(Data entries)
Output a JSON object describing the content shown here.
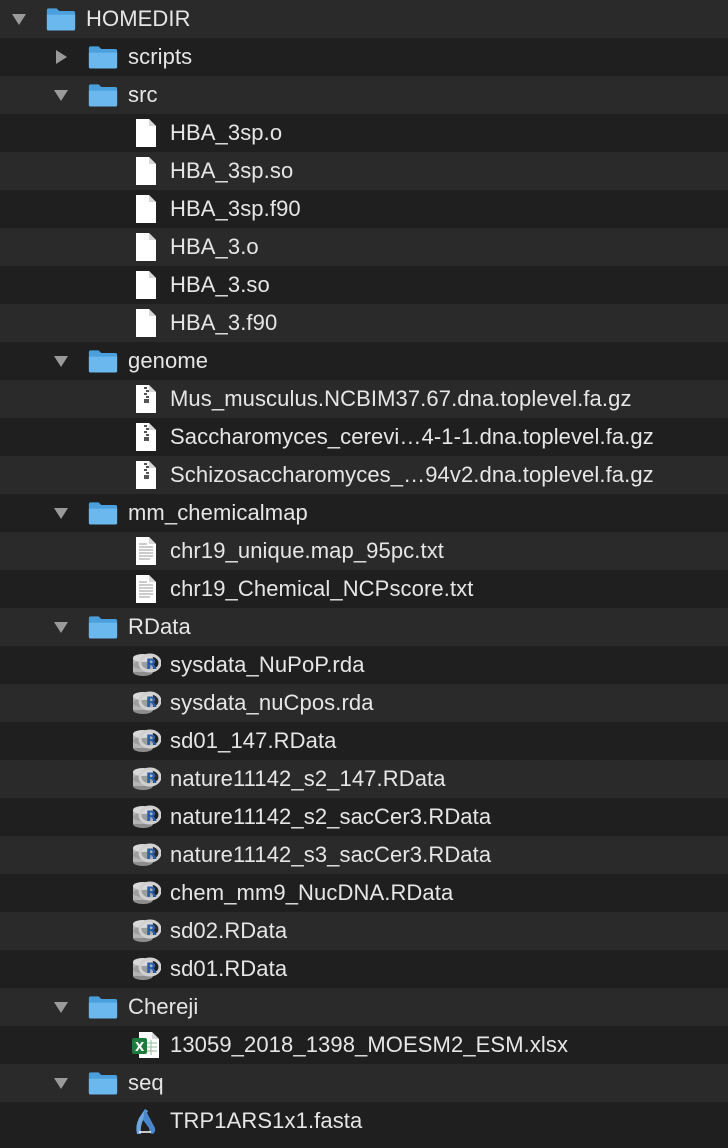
{
  "tree": {
    "root": {
      "label": "HOMEDIR",
      "expanded": true,
      "icon": "folder-icon"
    },
    "rows": [
      {
        "depth": 1,
        "type": "folder",
        "label": "scripts",
        "expanded": false
      },
      {
        "depth": 1,
        "type": "folder",
        "label": "src",
        "expanded": true
      },
      {
        "depth": 2,
        "type": "file-generic",
        "label": "HBA_3sp.o"
      },
      {
        "depth": 2,
        "type": "file-generic",
        "label": "HBA_3sp.so"
      },
      {
        "depth": 2,
        "type": "file-generic",
        "label": "HBA_3sp.f90"
      },
      {
        "depth": 2,
        "type": "file-generic",
        "label": "HBA_3.o"
      },
      {
        "depth": 2,
        "type": "file-generic",
        "label": "HBA_3.so"
      },
      {
        "depth": 2,
        "type": "file-generic",
        "label": "HBA_3.f90"
      },
      {
        "depth": 1,
        "type": "folder",
        "label": "genome",
        "expanded": true
      },
      {
        "depth": 2,
        "type": "file-archive",
        "label": "Mus_musculus.NCBIM37.67.dna.toplevel.fa.gz"
      },
      {
        "depth": 2,
        "type": "file-archive",
        "label": "Saccharomyces_cerevi…4-1-1.dna.toplevel.fa.gz"
      },
      {
        "depth": 2,
        "type": "file-archive",
        "label": "Schizosaccharomyces_…94v2.dna.toplevel.fa.gz"
      },
      {
        "depth": 1,
        "type": "folder",
        "label": "mm_chemicalmap",
        "expanded": true
      },
      {
        "depth": 2,
        "type": "file-text",
        "label": "chr19_unique.map_95pc.txt"
      },
      {
        "depth": 2,
        "type": "file-text",
        "label": "chr19_Chemical_NCPscore.txt"
      },
      {
        "depth": 1,
        "type": "folder",
        "label": "RData",
        "expanded": true
      },
      {
        "depth": 2,
        "type": "file-r",
        "label": "sysdata_NuPoP.rda"
      },
      {
        "depth": 2,
        "type": "file-r",
        "label": "sysdata_nuCpos.rda"
      },
      {
        "depth": 2,
        "type": "file-r",
        "label": "sd01_147.RData"
      },
      {
        "depth": 2,
        "type": "file-r",
        "label": "nature11142_s2_147.RData"
      },
      {
        "depth": 2,
        "type": "file-r",
        "label": "nature11142_s2_sacCer3.RData"
      },
      {
        "depth": 2,
        "type": "file-r",
        "label": "nature11142_s3_sacCer3.RData"
      },
      {
        "depth": 2,
        "type": "file-r",
        "label": "chem_mm9_NucDNA.RData"
      },
      {
        "depth": 2,
        "type": "file-r",
        "label": "sd02.RData"
      },
      {
        "depth": 2,
        "type": "file-r",
        "label": "sd01.RData"
      },
      {
        "depth": 1,
        "type": "folder",
        "label": "Chereji",
        "expanded": true
      },
      {
        "depth": 2,
        "type": "file-excel",
        "label": "13059_2018_1398_MOESM2_ESM.xlsx"
      },
      {
        "depth": 1,
        "type": "folder",
        "label": "seq",
        "expanded": true
      },
      {
        "depth": 2,
        "type": "file-fasta",
        "label": "TRP1ARS1x1.fasta"
      }
    ]
  },
  "colors": {
    "background": "#1e1e1e",
    "row_alt": "#2a2a2a",
    "folder": "#5fb0e8",
    "text": "#e6e6e6",
    "disclosure": "#9a9a9a"
  }
}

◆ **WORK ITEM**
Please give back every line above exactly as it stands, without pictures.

◆ **RESULT OF THIS TASK**
Output a JSON object describing the content shown here.
{
  "tree": {
    "root": {
      "label": "HOMEDIR",
      "expanded": true,
      "icon": "folder-icon"
    },
    "rows": [
      {
        "depth": 1,
        "type": "folder",
        "label": "scripts",
        "expanded": false
      },
      {
        "depth": 1,
        "type": "folder",
        "label": "src",
        "expanded": true
      },
      {
        "depth": 2,
        "type": "file-generic",
        "label": "HBA_3sp.o"
      },
      {
        "depth": 2,
        "type": "file-generic",
        "label": "HBA_3sp.so"
      },
      {
        "depth": 2,
        "type": "file-generic",
        "label": "HBA_3sp.f90"
      },
      {
        "depth": 2,
        "type": "file-generic",
        "label": "HBA_3.o"
      },
      {
        "depth": 2,
        "type": "file-generic",
        "label": "HBA_3.so"
      },
      {
        "depth": 2,
        "type": "file-generic",
        "label": "HBA_3.f90"
      },
      {
        "depth": 1,
        "type": "folder",
        "label": "genome",
        "expanded": true
      },
      {
        "depth": 2,
        "type": "file-archive",
        "label": "Mus_musculus.NCBIM37.67.dna.toplevel.fa.gz"
      },
      {
        "depth": 2,
        "type": "file-archive",
        "label": "Saccharomyces_cerevi…4-1-1.dna.toplevel.fa.gz"
      },
      {
        "depth": 2,
        "type": "file-archive",
        "label": "Schizosaccharomyces_…94v2.dna.toplevel.fa.gz"
      },
      {
        "depth": 1,
        "type": "folder",
        "label": "mm_chemicalmap",
        "expanded": true
      },
      {
        "depth": 2,
        "type": "file-text",
        "label": "chr19_unique.map_95pc.txt"
      },
      {
        "depth": 2,
        "type": "file-text",
        "label": "chr19_Chemical_NCPscore.txt"
      },
      {
        "depth": 1,
        "type": "folder",
        "label": "RData",
        "expanded": true
      },
      {
        "depth": 2,
        "type": "file-r",
        "label": "sysdata_NuPoP.rda"
      },
      {
        "depth": 2,
        "type": "file-r",
        "label": "sysdata_nuCpos.rda"
      },
      {
        "depth": 2,
        "type": "file-r",
        "label": "sd01_147.RData"
      },
      {
        "depth": 2,
        "type": "file-r",
        "label": "nature11142_s2_147.RData"
      },
      {
        "depth": 2,
        "type": "file-r",
        "label": "nature11142_s2_sacCer3.RData"
      },
      {
        "depth": 2,
        "type": "file-r",
        "label": "nature11142_s3_sacCer3.RData"
      },
      {
        "depth": 2,
        "type": "file-r",
        "label": "chem_mm9_NucDNA.RData"
      },
      {
        "depth": 2,
        "type": "file-r",
        "label": "sd02.RData"
      },
      {
        "depth": 2,
        "type": "file-r",
        "label": "sd01.RData"
      },
      {
        "depth": 1,
        "type": "folder",
        "label": "Chereji",
        "expanded": true
      },
      {
        "depth": 2,
        "type": "file-excel",
        "label": "13059_2018_1398_MOESM2_ESM.xlsx"
      },
      {
        "depth": 1,
        "type": "folder",
        "label": "seq",
        "expanded": true
      },
      {
        "depth": 2,
        "type": "file-fasta",
        "label": "TRP1ARS1x1.fasta"
      }
    ]
  },
  "colors": {
    "background": "#1e1e1e",
    "row_alt": "#2a2a2a",
    "folder": "#5fb0e8",
    "text": "#e6e6e6",
    "disclosure": "#9a9a9a"
  }
}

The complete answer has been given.